Below are some records; output all of them exactly.

[Data about app and page elements]

────────────────────

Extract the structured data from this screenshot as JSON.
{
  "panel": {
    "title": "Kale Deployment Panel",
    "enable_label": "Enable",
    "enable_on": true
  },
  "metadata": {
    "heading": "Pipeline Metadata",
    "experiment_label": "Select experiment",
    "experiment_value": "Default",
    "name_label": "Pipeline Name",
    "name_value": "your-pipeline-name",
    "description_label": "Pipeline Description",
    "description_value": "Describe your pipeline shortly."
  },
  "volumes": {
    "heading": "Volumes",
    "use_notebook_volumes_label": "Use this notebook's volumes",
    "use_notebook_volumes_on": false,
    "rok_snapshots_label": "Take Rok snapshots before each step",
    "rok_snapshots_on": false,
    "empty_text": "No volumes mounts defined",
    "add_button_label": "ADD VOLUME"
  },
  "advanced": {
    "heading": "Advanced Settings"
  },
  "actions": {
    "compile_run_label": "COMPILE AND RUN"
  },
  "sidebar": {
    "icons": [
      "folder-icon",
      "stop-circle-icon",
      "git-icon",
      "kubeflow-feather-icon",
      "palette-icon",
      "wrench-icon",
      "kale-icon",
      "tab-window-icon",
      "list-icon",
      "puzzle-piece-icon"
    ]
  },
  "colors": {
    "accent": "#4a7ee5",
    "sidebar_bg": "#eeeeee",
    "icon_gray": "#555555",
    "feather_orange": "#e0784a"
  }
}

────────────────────

**Task answer:**
Extract the structured data from this screenshot as JSON.
{
  "panel": {
    "title": "Kale Deployment Panel",
    "enable_label": "Enable",
    "enable_on": true
  },
  "metadata": {
    "heading": "Pipeline Metadata",
    "experiment_label": "Select experiment",
    "experiment_value": "Default",
    "name_label": "Pipeline Name",
    "name_value": "your-pipeline-name",
    "description_label": "Pipeline Description",
    "description_value": "Describe your pipeline shortly."
  },
  "volumes": {
    "heading": "Volumes",
    "use_notebook_volumes_label": "Use this notebook's volumes",
    "use_notebook_volumes_on": false,
    "rok_snapshots_label": "Take Rok snapshots before each step",
    "rok_snapshots_on": false,
    "empty_text": "No volumes mounts defined",
    "add_button_label": "ADD VOLUME"
  },
  "advanced": {
    "heading": "Advanced Settings"
  },
  "actions": {
    "compile_run_label": "COMPILE AND RUN"
  },
  "sidebar": {
    "icons": [
      "folder-icon",
      "stop-circle-icon",
      "git-icon",
      "kubeflow-feather-icon",
      "palette-icon",
      "wrench-icon",
      "kale-icon",
      "tab-window-icon",
      "list-icon",
      "puzzle-piece-icon"
    ]
  },
  "colors": {
    "accent": "#4a7ee5",
    "sidebar_bg": "#eeeeee",
    "icon_gray": "#555555",
    "feather_orange": "#e0784a"
  }
}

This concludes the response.